  • If a reverse merger, locate a shell company and secure it
  • With either of the above, hire legal counsel and merge your company into the shell, or have an attorney file you S-1 with the securities and exchange commission. If you reverse merge you may have to file a super 8K with the Securities and Exchange Commission as well.
  • Find someone to help you market the company such as an investor relations firm or small cap IPO expert who can help you understand what the markets will do with your stock.
  • Be aware that once your stock is public, and there is liquid stock available, any number of people in the market can start buying and selling it. You will have no control over this. So it is important that you have a very strong strategic direction to ensure that your company is successful while your shares are being traded.
  • Again seek out expertise to make sure that your stock doesn’t get decimated by somebody buying large chunks and dumping them.

Here are some successful small-cap reverse merge companies that we’ve worked on:

Software Toolworks:
– Initial reverse $0.01 per share
– 908,000,000 shares outstanding
– Raised $2,000,000 plus warrants
– Reverse Split 150:1 when the stock was at $0.04 to get to $6.00
– Split 2:1 when the stock was $22.00 (after $100 million raised at $17.00)
– Sold for $462 million, (all cash) April 1994.
Intermix (Myspace)
– Raised $7 million at $1.00 plus warrants
– $10 million pre-money April 1999

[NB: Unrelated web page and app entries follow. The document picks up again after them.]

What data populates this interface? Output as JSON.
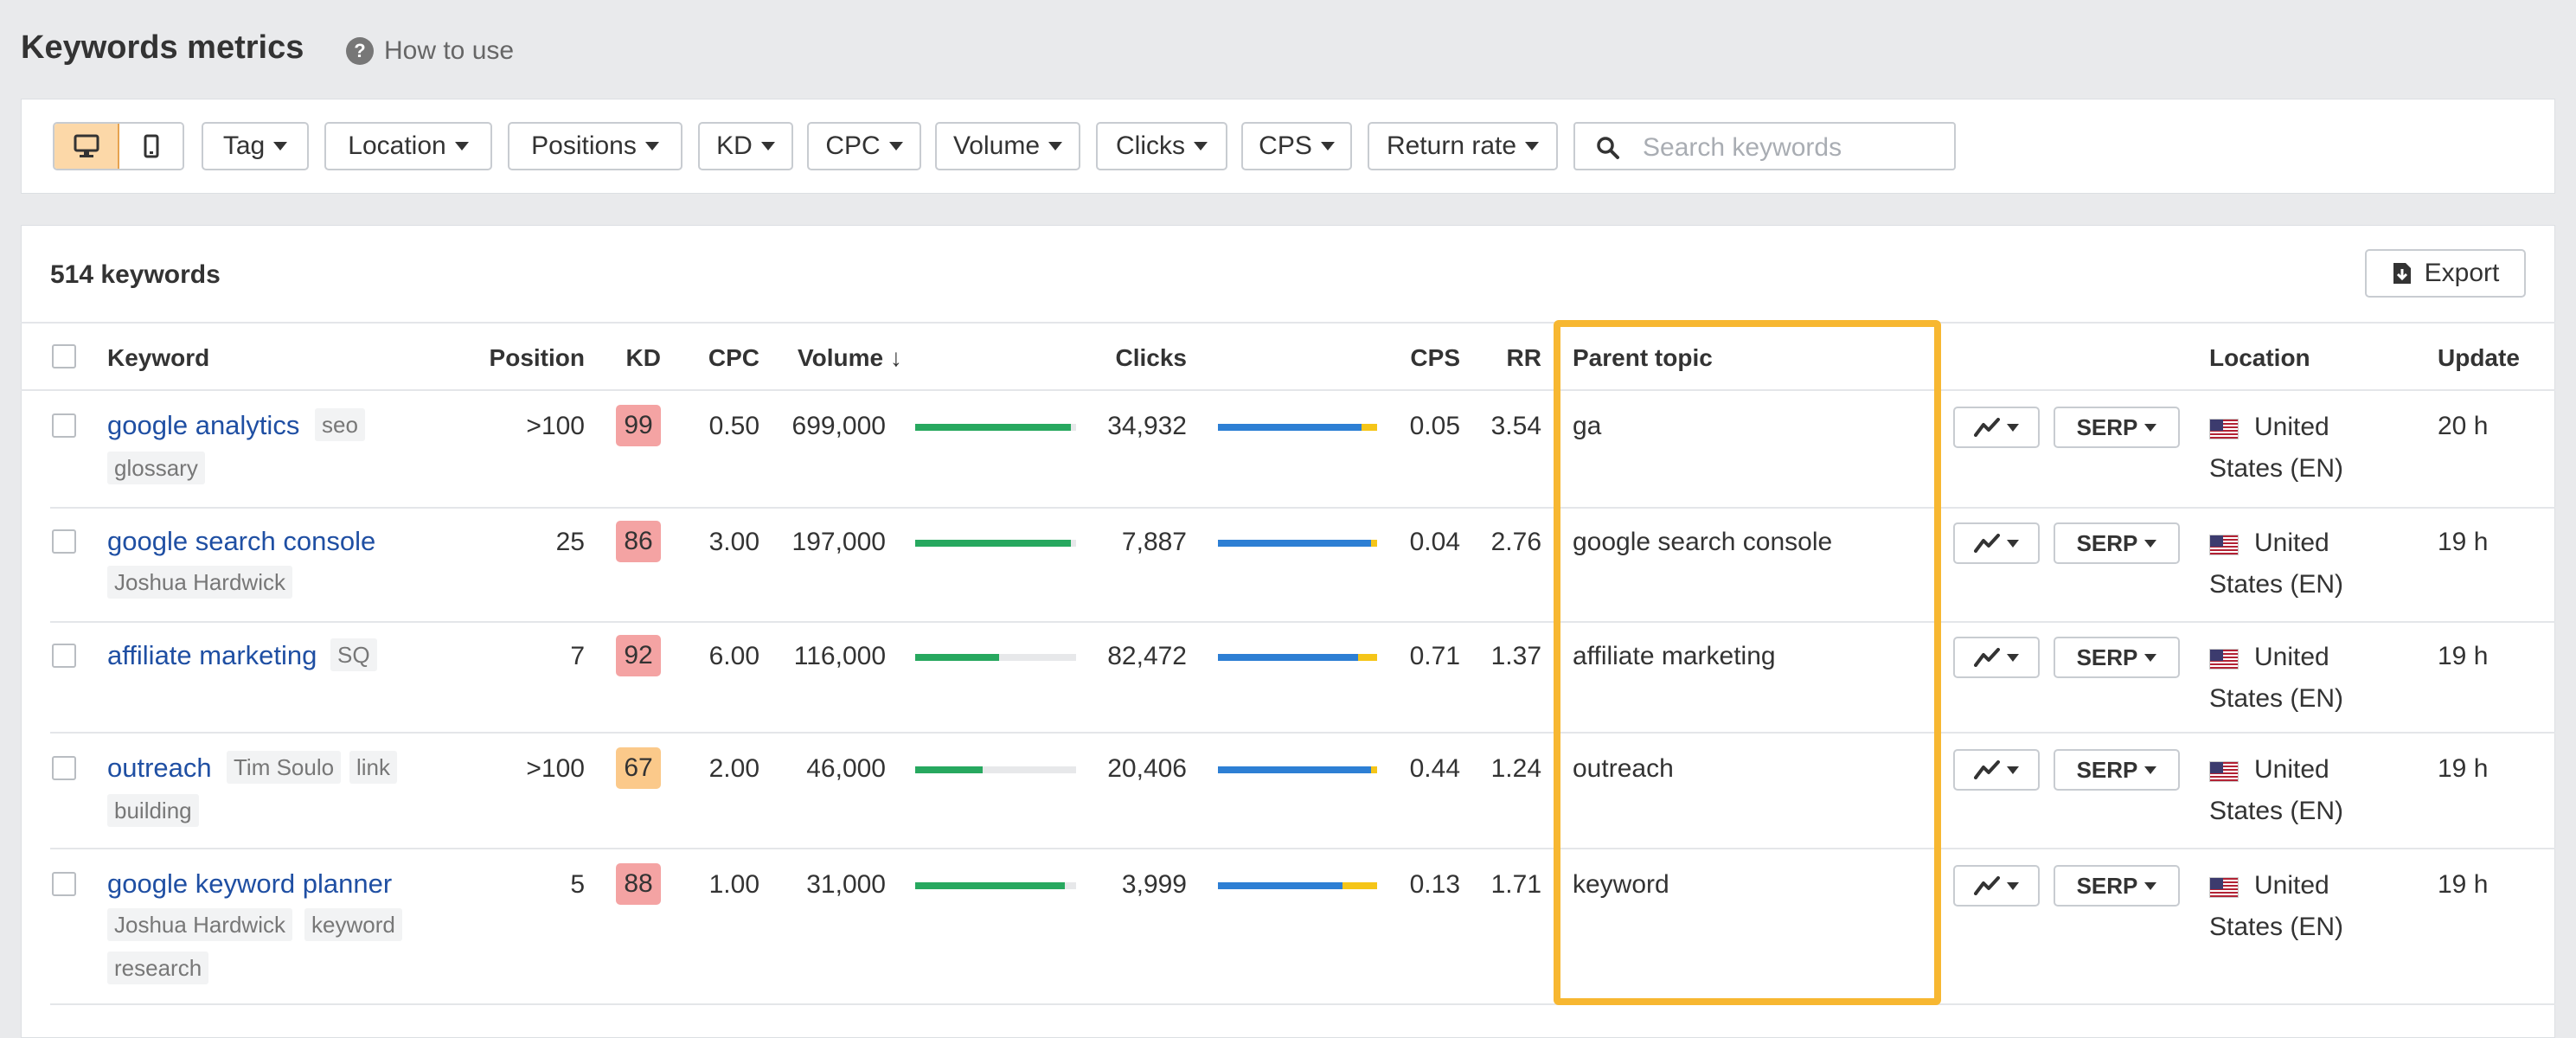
{
  "page_title": "Keywords metrics",
  "how_to_use": "How to use",
  "filters": {
    "tag": "Tag",
    "location": "Location",
    "positions": "Positions",
    "kd": "KD",
    "cpc": "CPC",
    "volume": "Volume",
    "clicks": "Clicks",
    "cps": "CPS",
    "return_rate": "Return rate",
    "search_placeholder": "Search keywords"
  },
  "summary": {
    "count_label": "514 keywords",
    "export_label": "Export"
  },
  "columns": {
    "keyword": "Keyword",
    "position": "Position",
    "kd": "KD",
    "cpc": "CPC",
    "volume": "Volume",
    "volume_sort": "↓",
    "clicks": "Clicks",
    "cps": "CPS",
    "rr": "RR",
    "parent_topic": "Parent topic",
    "location": "Location",
    "update": "Update"
  },
  "serp_label": "SERP",
  "colors": {
    "kd_red": "#f4a3a3",
    "kd_orange": "#fbc98a",
    "volume_green": "#27a85f",
    "clicks_blue": "#2d7fd4",
    "clicks_paid_yellow": "#f5c518",
    "highlight": "#f7b731",
    "link": "#1f4fa3"
  },
  "rows": [
    {
      "keyword": "google analytics",
      "tags": [
        "seo",
        "glossary"
      ],
      "position": ">100",
      "kd": "99",
      "cpc": "0.50",
      "volume": "699,000",
      "volume_fraction": 0.97,
      "clicks": "34,932",
      "clicks_paid_fraction": 0.1,
      "cps": "0.05",
      "rr": "3.54",
      "parent_topic": "ga",
      "location_line1": "United",
      "location_line2": "States (EN)",
      "update": "20 h"
    },
    {
      "keyword": "google search console",
      "tags": [
        "Joshua Hardwick"
      ],
      "position": "25",
      "kd": "86",
      "cpc": "3.00",
      "volume": "197,000",
      "volume_fraction": 0.97,
      "clicks": "7,887",
      "clicks_paid_fraction": 0.04,
      "cps": "0.04",
      "rr": "2.76",
      "parent_topic": "google search console",
      "location_line1": "United",
      "location_line2": "States (EN)",
      "update": "19 h"
    },
    {
      "keyword": "affiliate marketing",
      "tags": [
        "SQ"
      ],
      "position": "7",
      "kd": "92",
      "cpc": "6.00",
      "volume": "116,000",
      "volume_fraction": 0.52,
      "clicks": "82,472",
      "clicks_paid_fraction": 0.12,
      "cps": "0.71",
      "rr": "1.37",
      "parent_topic": "affiliate marketing",
      "location_line1": "United",
      "location_line2": "States (EN)",
      "update": "19 h"
    },
    {
      "keyword": "outreach",
      "tags": [
        "Tim Soulo",
        "link",
        "building"
      ],
      "position": ">100",
      "kd": "67",
      "cpc": "2.00",
      "volume": "46,000",
      "volume_fraction": 0.42,
      "clicks": "20,406",
      "clicks_paid_fraction": 0.04,
      "cps": "0.44",
      "rr": "1.24",
      "parent_topic": "outreach",
      "location_line1": "United",
      "location_line2": "States (EN)",
      "update": "19 h"
    },
    {
      "keyword": "google keyword planner",
      "tags": [
        "Joshua Hardwick",
        "keyword",
        "research"
      ],
      "position": "5",
      "kd": "88",
      "cpc": "1.00",
      "volume": "31,000",
      "volume_fraction": 0.93,
      "clicks": "3,999",
      "clicks_paid_fraction": 0.22,
      "cps": "0.13",
      "rr": "1.71",
      "parent_topic": "keyword",
      "location_line1": "United",
      "location_line2": "States (EN)",
      "update": "19 h"
    }
  ]
}
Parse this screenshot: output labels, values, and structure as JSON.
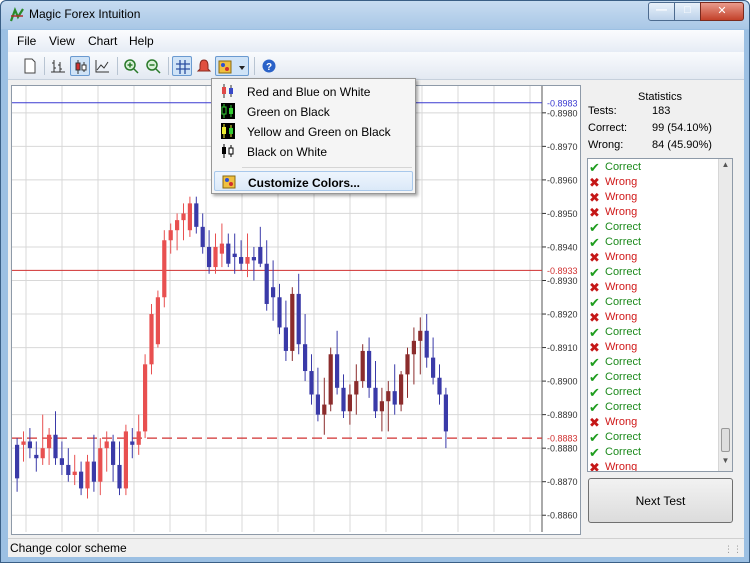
{
  "window": {
    "title": "Magic Forex Intuition"
  },
  "menu": {
    "file": "File",
    "view": "View",
    "chart": "Chart",
    "help": "Help"
  },
  "toolbar": {
    "buttons": [
      "new-document-icon",
      "bar-chart-icon",
      "candlestick-icon",
      "line-chart-icon",
      "zoom-in-icon",
      "zoom-out-icon",
      "grid-icon",
      "alert-icon",
      "color-scheme-icon",
      "help-icon"
    ]
  },
  "color_menu": {
    "items": [
      {
        "label": "Red and Blue on White",
        "icon": "red-blue-candles-icon"
      },
      {
        "label": "Green on Black",
        "icon": "green-black-candles-icon"
      },
      {
        "label": "Yellow and Green on Black",
        "icon": "yellow-green-candles-icon"
      },
      {
        "label": "Black on White",
        "icon": "black-white-candles-icon"
      }
    ],
    "customize": "Customize Colors..."
  },
  "stats": {
    "title": "Statistics",
    "tests_label": "Tests:",
    "tests_value": "183",
    "correct_label": "Correct:",
    "correct_value": "99 (54.10%)",
    "wrong_label": "Wrong:",
    "wrong_value": "84 (45.90%)"
  },
  "results": [
    "Correct",
    "Wrong",
    "Wrong",
    "Wrong",
    "Correct",
    "Correct",
    "Wrong",
    "Correct",
    "Wrong",
    "Correct",
    "Wrong",
    "Correct",
    "Wrong",
    "Correct",
    "Correct",
    "Correct",
    "Correct",
    "Wrong",
    "Correct",
    "Correct",
    "Wrong"
  ],
  "next_button": "Next Test",
  "status": "Change color scheme",
  "colors": {
    "bull": "#e85050",
    "bear": "#3a3aa8",
    "bullDark": "#8b2c2c",
    "grid": "#d8d8d8"
  },
  "chart_data": {
    "type": "candlestick",
    "y_ticks": [
      "0.8980",
      "0.8970",
      "0.8960",
      "0.8950",
      "0.8940",
      "0.8930",
      "0.8920",
      "0.8910",
      "0.8900",
      "0.8890",
      "0.8880",
      "0.8870",
      "0.8860"
    ],
    "ylim": [
      0.8855,
      0.8988
    ],
    "levels": [
      {
        "label": "0.8983",
        "value": 0.8983,
        "color": "#3b3bd1",
        "style": "solid"
      },
      {
        "label": "0.8933",
        "value": 0.8933,
        "color": "#d03030",
        "style": "solid"
      },
      {
        "label": "0.8883",
        "value": 0.8883,
        "color": "#d03030",
        "style": "dashed"
      }
    ],
    "candles": [
      [
        0.8881,
        0.8883,
        0.8867,
        0.8871
      ],
      [
        0.8881,
        0.8885,
        0.8876,
        0.8882
      ],
      [
        0.8882,
        0.8886,
        0.8877,
        0.888
      ],
      [
        0.8878,
        0.8882,
        0.8873,
        0.8877
      ],
      [
        0.8877,
        0.889,
        0.8875,
        0.888
      ],
      [
        0.888,
        0.8886,
        0.8875,
        0.8884
      ],
      [
        0.8884,
        0.8891,
        0.8875,
        0.8877
      ],
      [
        0.8877,
        0.8882,
        0.8872,
        0.8875
      ],
      [
        0.8875,
        0.888,
        0.887,
        0.8872
      ],
      [
        0.8872,
        0.8878,
        0.8869,
        0.8873
      ],
      [
        0.8873,
        0.8876,
        0.8866,
        0.8868
      ],
      [
        0.8868,
        0.8878,
        0.8865,
        0.8876
      ],
      [
        0.8876,
        0.8884,
        0.8867,
        0.887
      ],
      [
        0.887,
        0.8883,
        0.8866,
        0.888
      ],
      [
        0.888,
        0.8885,
        0.8873,
        0.8882
      ],
      [
        0.8882,
        0.8884,
        0.887,
        0.8875
      ],
      [
        0.8875,
        0.8882,
        0.8866,
        0.8868
      ],
      [
        0.8868,
        0.8887,
        0.8866,
        0.8885
      ],
      [
        0.8882,
        0.8886,
        0.8877,
        0.8881
      ],
      [
        0.8881,
        0.889,
        0.8878,
        0.8885
      ],
      [
        0.8885,
        0.8908,
        0.8883,
        0.8905
      ],
      [
        0.8905,
        0.8923,
        0.8902,
        0.892
      ],
      [
        0.8911,
        0.8927,
        0.891,
        0.8925
      ],
      [
        0.8925,
        0.8945,
        0.8922,
        0.8942
      ],
      [
        0.8942,
        0.8947,
        0.8938,
        0.8945
      ],
      [
        0.8945,
        0.895,
        0.8939,
        0.8948
      ],
      [
        0.8948,
        0.8953,
        0.8942,
        0.895
      ],
      [
        0.8945,
        0.8955,
        0.8943,
        0.8953
      ],
      [
        0.8953,
        0.8955,
        0.8944,
        0.8946
      ],
      [
        0.8946,
        0.895,
        0.8938,
        0.894
      ],
      [
        0.894,
        0.8945,
        0.8932,
        0.8934
      ],
      [
        0.8934,
        0.8944,
        0.8932,
        0.894
      ],
      [
        0.8938,
        0.8947,
        0.8934,
        0.8941
      ],
      [
        0.8941,
        0.8944,
        0.8934,
        0.8935
      ],
      [
        0.8938,
        0.8944,
        0.8932,
        0.8937
      ],
      [
        0.8937,
        0.8942,
        0.8933,
        0.8935
      ],
      [
        0.8935,
        0.8944,
        0.8931,
        0.8937
      ],
      [
        0.8937,
        0.894,
        0.893,
        0.8936
      ],
      [
        0.894,
        0.8946,
        0.8934,
        0.8935
      ],
      [
        0.8935,
        0.8942,
        0.8921,
        0.8923
      ],
      [
        0.8928,
        0.8936,
        0.8918,
        0.8925
      ],
      [
        0.8925,
        0.8929,
        0.8914,
        0.8916
      ],
      [
        0.8916,
        0.8924,
        0.8906,
        0.8909
      ],
      [
        0.8909,
        0.8928,
        0.8906,
        0.8926
      ],
      [
        0.8926,
        0.8932,
        0.8908,
        0.8911
      ],
      [
        0.8911,
        0.892,
        0.89,
        0.8903
      ],
      [
        0.8903,
        0.8908,
        0.8893,
        0.8896
      ],
      [
        0.8896,
        0.8904,
        0.8888,
        0.889
      ],
      [
        0.889,
        0.8901,
        0.8884,
        0.8893
      ],
      [
        0.8893,
        0.891,
        0.8891,
        0.8908
      ],
      [
        0.8908,
        0.8915,
        0.8896,
        0.8898
      ],
      [
        0.8898,
        0.8902,
        0.8889,
        0.8891
      ],
      [
        0.8891,
        0.8899,
        0.8887,
        0.8896
      ],
      [
        0.8896,
        0.8905,
        0.889,
        0.89
      ],
      [
        0.89,
        0.8911,
        0.8898,
        0.8909
      ],
      [
        0.8909,
        0.8913,
        0.8895,
        0.8898
      ],
      [
        0.8898,
        0.8906,
        0.8889,
        0.8891
      ],
      [
        0.8891,
        0.8898,
        0.8885,
        0.8894
      ],
      [
        0.8894,
        0.89,
        0.8885,
        0.8897
      ],
      [
        0.8897,
        0.8905,
        0.889,
        0.8893
      ],
      [
        0.8893,
        0.8903,
        0.8891,
        0.8902
      ],
      [
        0.8902,
        0.891,
        0.8895,
        0.8908
      ],
      [
        0.8908,
        0.8916,
        0.8899,
        0.8912
      ],
      [
        0.8912,
        0.8919,
        0.8902,
        0.8915
      ],
      [
        0.8915,
        0.892,
        0.8904,
        0.8907
      ],
      [
        0.8907,
        0.8913,
        0.8899,
        0.8901
      ],
      [
        0.8901,
        0.8905,
        0.8893,
        0.8896
      ],
      [
        0.8896,
        0.8898,
        0.888,
        0.8885
      ]
    ]
  }
}
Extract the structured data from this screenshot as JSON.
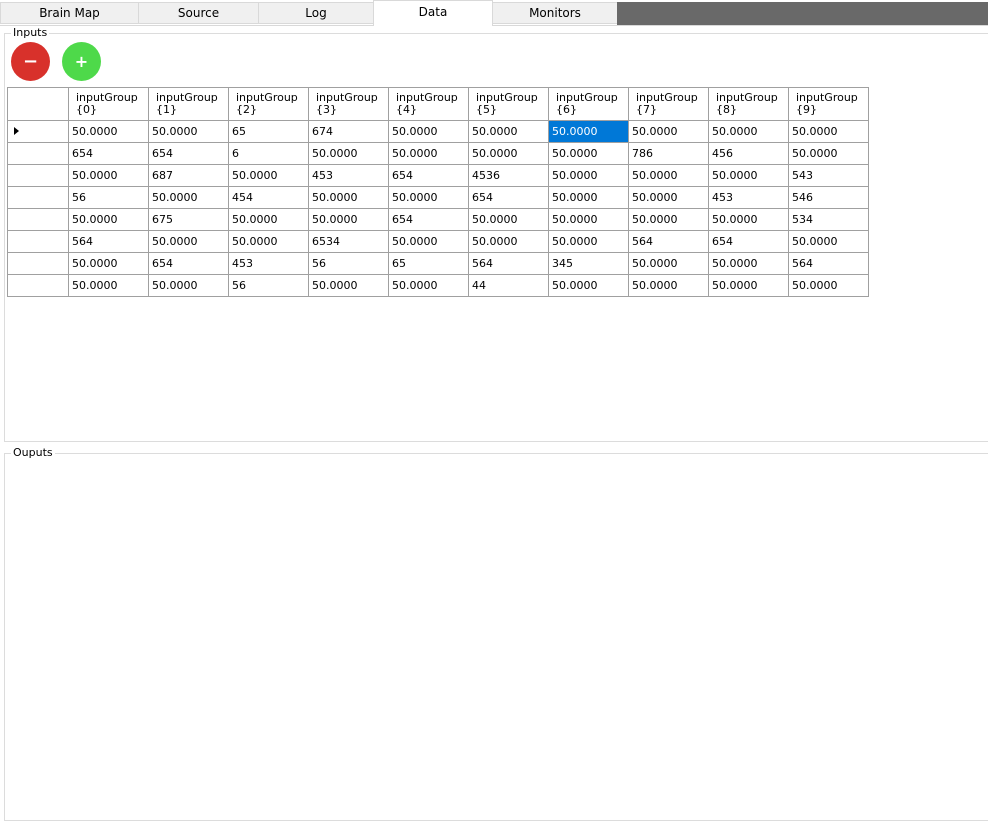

– Sold for $580 million, (all cash) to Rupert Murdoch, September 2005.
– Capital raise at $1.00 per share plus warrants
– $10 million pre-money April 1999
– Sold to Yahoo at $9.00 per share (all cash) November 2011.
– Raised $600,000 at $0.01 in April 2012
– Stock now at $0.17.
– Raised $3 million plus warrants at $10 million valuation, August 2007
– Currently trades at $175 million market cap.
Akeena Solar
– Raised $6 million at $20 million market cap, May 2007
– Traded at $400 million market cap, Jan. 2008
– Currently trades at $4 million market cap.